Women in the workplace
A few weeks ago, The Economist published a shocking article tackling the issue of the Gendercide occurring in Asia. It gave us the figure of at least 100 million baby girls whowere killed, aborted or neglected in Asian countries including China or Armenia. The natural ratio of 105 boys at birth for 100 girls is completely skewed, with an example of 121 boys for 100 girls in China or 117 in Armenia.
But baby girls’ cause is not lost. South Korea, which had the worst birth ratio of all those countries succeeded in weakening this Gendercide thanks to the government actionwhich introduced quotas of women in public companies, thus promoting the rights of women. Between 1992 and 2010, number of women applicants for the Government’s Foreign Service examination jumped from 3 to 83, which represents more than half of the candidates. In 2008, the passing rate of women for Foreign Ministry was twice the men’s one. The flow of women in the public sector had such an extentthat the government also had to put in place a quota for men.
But there is still a long haul to change the attitude. According to an article of the International Herald Tribune, 33% of South Koreans still think that women’s place is at home.
Fortunately, the problem doesn’t have the same size in the West, but we could ask ourselves where exactly we are up to.
In the West, mentalities havechanged (?)
Nowadays, as Elisabeth K. Kelan and Rachel Dunkley Jones demonstrate in their article, the mind-set around women seems to have shifted, at least in the West.
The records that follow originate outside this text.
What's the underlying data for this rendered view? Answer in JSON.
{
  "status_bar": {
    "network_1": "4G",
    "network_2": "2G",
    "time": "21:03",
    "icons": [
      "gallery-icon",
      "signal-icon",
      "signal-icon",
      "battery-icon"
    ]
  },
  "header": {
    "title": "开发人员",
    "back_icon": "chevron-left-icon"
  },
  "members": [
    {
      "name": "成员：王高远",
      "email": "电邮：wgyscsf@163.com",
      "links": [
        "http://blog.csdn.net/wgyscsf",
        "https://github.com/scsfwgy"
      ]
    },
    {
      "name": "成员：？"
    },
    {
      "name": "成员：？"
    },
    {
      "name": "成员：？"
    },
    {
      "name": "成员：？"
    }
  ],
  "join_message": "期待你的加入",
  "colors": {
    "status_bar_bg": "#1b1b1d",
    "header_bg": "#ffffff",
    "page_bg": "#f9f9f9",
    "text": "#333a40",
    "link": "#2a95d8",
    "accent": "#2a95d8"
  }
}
It seems we are really far from considerations like Nixon’s one during his presidency (1969-1974): “I don’t think a woman should be in any government job whatsoever… mainly because they are erratic. And emotional. Men are erratic andemotional, too, but the point is a woman is more likely to be”.
In Gender and the MBA, two trends seem to emerge. A part of the interviewees thinks it is just the way business is, while another part clearly thinks that there are no difference between men and women among the students.
But it seems that those opinions are not the only ones, some behaviors are still making a difference between menand women, sometimes reminding us of Nixon words... I’m thinking about the example of a friend of mine at ESSEC. At the beginning of the year, when we are AST, we are supposed to take part in a simulation, Ariane, with a team we don’t know. My friend was the only woman of her team and she felt put aside by the other members, only taking care of the “little work”, while the men were taking all thedecisions, not listening to her, nor asking for her point of view and not listening when she gave it.
Still some way to go…
Moreover according to Gender and MBA paper, the MBA still involves learning to do business like a man. Even if we could think that considering women like the other students is a good march, there are still steps ahead missing: this situation may prevent from seeing the valueadded of including women in the workplace. As it said in “Gender and the MBA”, “more equitable organizations, which are less constrained by gendered roles and images, are also more effective at meeting their goals”. But if students are to realize that, MBA should teach about gender, “rather than allowing it to disappear from view”. In the paper, one of the recommendations is to make “everybusiness school course a gender-aware course”. This point of view seems to be shared in ESSEC since a few courses are teaching about this issue. Even a chair as been created which deals with this issue (among others): the Diversity & Performance Chair. We also talked about gender issues in the workplace in the courses Managing workforce diversity or Personality theory.
But on top of that, the Gender...